“When I finished reading to them, they’d simply get into bed with their clothes on,” Piturro said. “The police had brought them in wearing nothing but the clothes on their back, clothes that were often dirty, sometimes covered in blood. They were alone and frightened, and given nothing but food,” she continued. “As I turned to leave one night, a little girl in a Chicago shelter whispered in my ear, ‘Please, don’t forget me.’ People come in and out of their lives, and they’re forgotten.”
After that night, Piturro made it her own personal mission to provide the children some sort of hope by showing that, at least one person, cared about them. She started asking people around her for donations of pajamas and books.
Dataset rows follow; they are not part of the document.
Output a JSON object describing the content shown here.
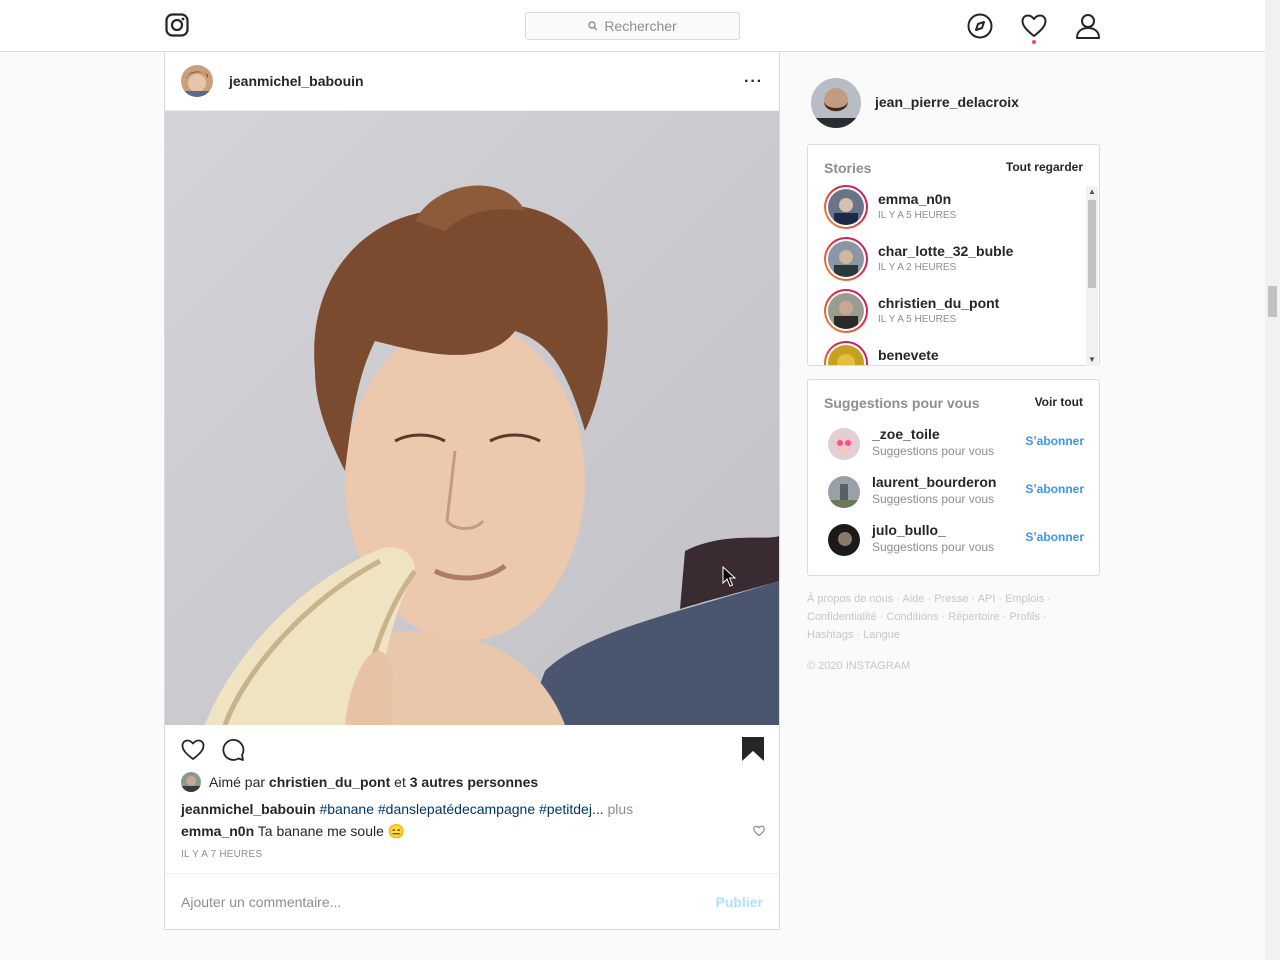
{
  "nav": {
    "search_placeholder": "Rechercher",
    "icons": [
      "instagram-logo-icon",
      "explore-compass-icon",
      "activity-heart-icon",
      "profile-icon"
    ]
  },
  "post": {
    "username": "jeanmichel_babouin",
    "more": "···",
    "liked_prefix": "Aimé par",
    "liked_user": "christien_du_pont",
    "liked_and": "et",
    "liked_others": "3 autres personnes",
    "caption_user": "jeanmichel_babouin",
    "caption_tags": "#banane #danslepatédecampagne #petitdej...",
    "caption_more": "plus",
    "comment_user": "emma_n0n",
    "comment_text": "Ta banane me soule 😑",
    "time": "IL Y A 7 HEURES",
    "comment_placeholder": "Ajouter un commentaire...",
    "publish": "Publier"
  },
  "sidebar": {
    "me": "jean_pierre_delacroix",
    "stories_title": "Stories",
    "stories_link": "Tout regarder",
    "stories": [
      {
        "name": "emma_n0n",
        "time": "IL Y A 5 HEURES"
      },
      {
        "name": "char_lotte_32_buble",
        "time": "IL Y A 2 HEURES"
      },
      {
        "name": "christien_du_pont",
        "time": "IL Y A 5 HEURES"
      },
      {
        "name": "benevete",
        "time": ""
      }
    ],
    "suggest_title": "Suggestions pour vous",
    "suggest_link": "Voir tout",
    "suggestions": [
      {
        "name": "_zoe_toile",
        "sub": "Suggestions pour vous",
        "action": "S’abonner"
      },
      {
        "name": "laurent_bourderon",
        "sub": "Suggestions pour vous",
        "action": "S’abonner"
      },
      {
        "name": "julo_bullo_",
        "sub": "Suggestions pour vous",
        "action": "S’abonner"
      }
    ],
    "footer_links": [
      "À propos de nous",
      "Aide",
      "Presse",
      "API",
      "Emplois",
      "Confidentialité",
      "Conditions",
      "Répertoire",
      "Profils",
      "Hashtags",
      "Langue"
    ],
    "copyright": "© 2020 INSTAGRAM"
  }
}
Over the past fourteen years, through her non-profit organization the Pajama Program, Piturro has provided children in 32 states with over 2 million pairs of pajamas and books.
— Genevieve Piturro (@GenevievePajama) December 15, 2013
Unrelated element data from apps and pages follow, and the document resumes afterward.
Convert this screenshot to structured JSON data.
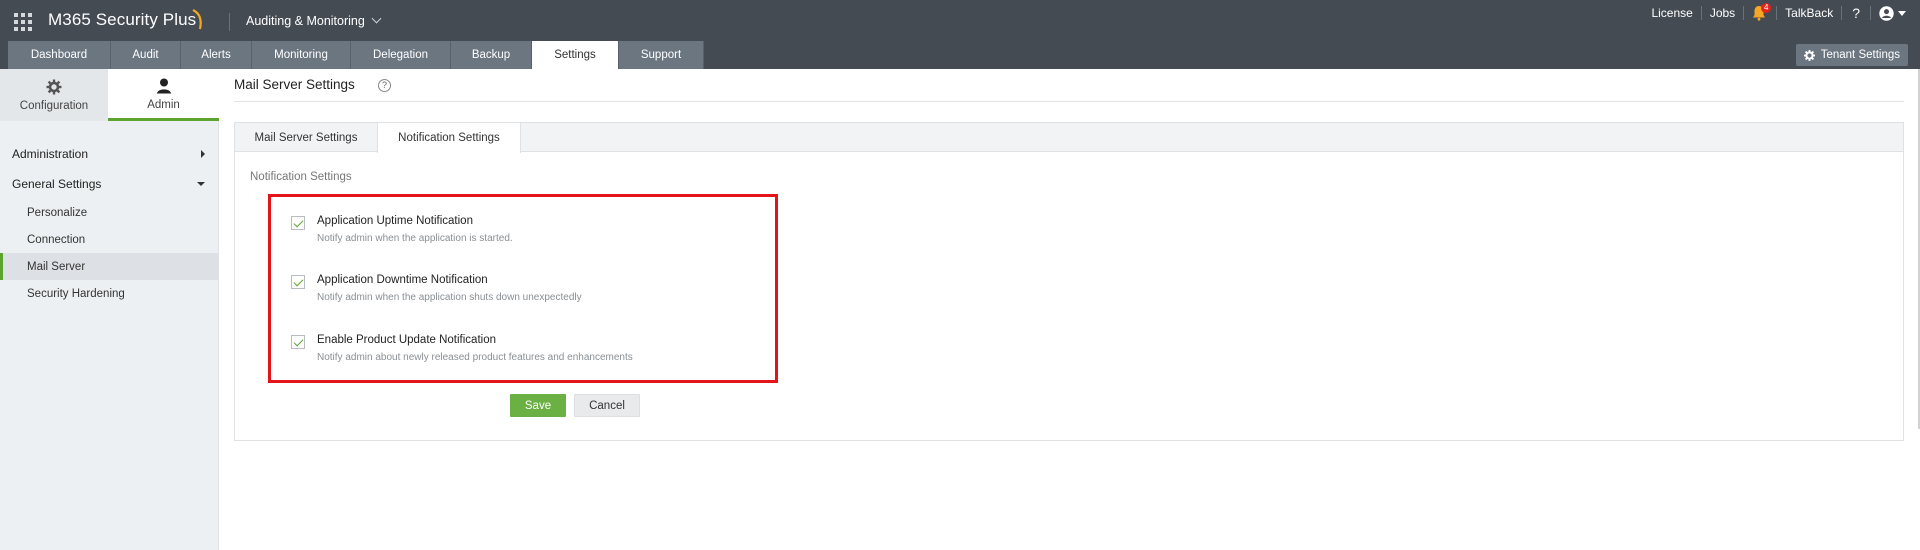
{
  "header": {
    "brand": "M365 Security Plus",
    "module": "Auditing & Monitoring",
    "links": [
      "License",
      "Jobs",
      "TalkBack"
    ],
    "notification_count": "4",
    "help_glyph": "?",
    "icons": [
      "apps-grid-icon",
      "bell-icon",
      "user-avatar-icon"
    ]
  },
  "tabs": [
    {
      "label": "Dashboard"
    },
    {
      "label": "Audit"
    },
    {
      "label": "Alerts"
    },
    {
      "label": "Monitoring"
    },
    {
      "label": "Delegation"
    },
    {
      "label": "Backup"
    },
    {
      "label": "Settings",
      "active": true
    },
    {
      "label": "Support"
    }
  ],
  "tenant_settings": "Tenant Settings",
  "sidebar": {
    "toggle": {
      "configuration": "Configuration",
      "admin": "Admin"
    },
    "sections": [
      {
        "label": "Administration",
        "expanded": false
      },
      {
        "label": "General Settings",
        "expanded": true
      }
    ],
    "items": [
      {
        "label": "Personalize"
      },
      {
        "label": "Connection"
      },
      {
        "label": "Mail Server",
        "active": true
      },
      {
        "label": "Security Hardening"
      }
    ]
  },
  "page": {
    "title": "Mail Server Settings",
    "help": "?"
  },
  "panel": {
    "tabs": [
      {
        "label": "Mail Server Settings"
      },
      {
        "label": "Notification Settings",
        "active": true
      }
    ],
    "section_label": "Notification Settings",
    "options": [
      {
        "title": "Application Uptime Notification",
        "description": "Notify admin when the application is started.",
        "checked": true
      },
      {
        "title": "Application Downtime Notification",
        "description": "Notify admin when the application shuts down unexpectedly",
        "checked": true
      },
      {
        "title": "Enable Product Update Notification",
        "description": "Notify admin about newly released product features and enhancements",
        "checked": true
      }
    ],
    "save": "Save",
    "cancel": "Cancel"
  },
  "colors": {
    "topbar": "#444b53",
    "tab": "#6c7680",
    "accent_green": "#6ab043",
    "highlight_red": "#e3151b"
  }
}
“This is the first stop for children before they’re placed in foster care, and having warm beautiful pajamas makes their transition a little bit less traumatic,” says Ronald E. Richter, Commissioner of the New York City Administration for Children’s Services. “It’s hard to say whether the fear goes away when the volunteers are here, but, in those moments, it helps them know that there are caring people out there. Having another adult comfort them makes them feel as though they’re okay.”
— Genevieve Piturro (@GenevievePajama) December 17, 2013
Piturro says they are always in need of donation and urges people not to forget about the older children and teenagers. “Children are losing hope, and we have to step up to the plate. We always need more pajamas, especially because the kids who are traumatized are wetting and soiling themselves, not even just the little ones, but teenagers, too,” said Piturro. “They’re afraid, there’s a lot of anxiety. They’re so nervous about being in a new place, where they’re going to be, what’s happening.”
“People forget about the bigger kids. When they’re 10 or 11, they know the score: adoption won’t happen, and they’d be lucky to find a foster family,” Piturro continued. “They’re so lonely and defeated, and when a box arrives at a shelter and it’s only filled with stuff for the little kids, that’s a double heartbreak for them. We beg for sizes 12, 14 in kids, and adult small and medium for teenagers so they’re remembered, too.”
To find out how you can help click here.
Image via Twitter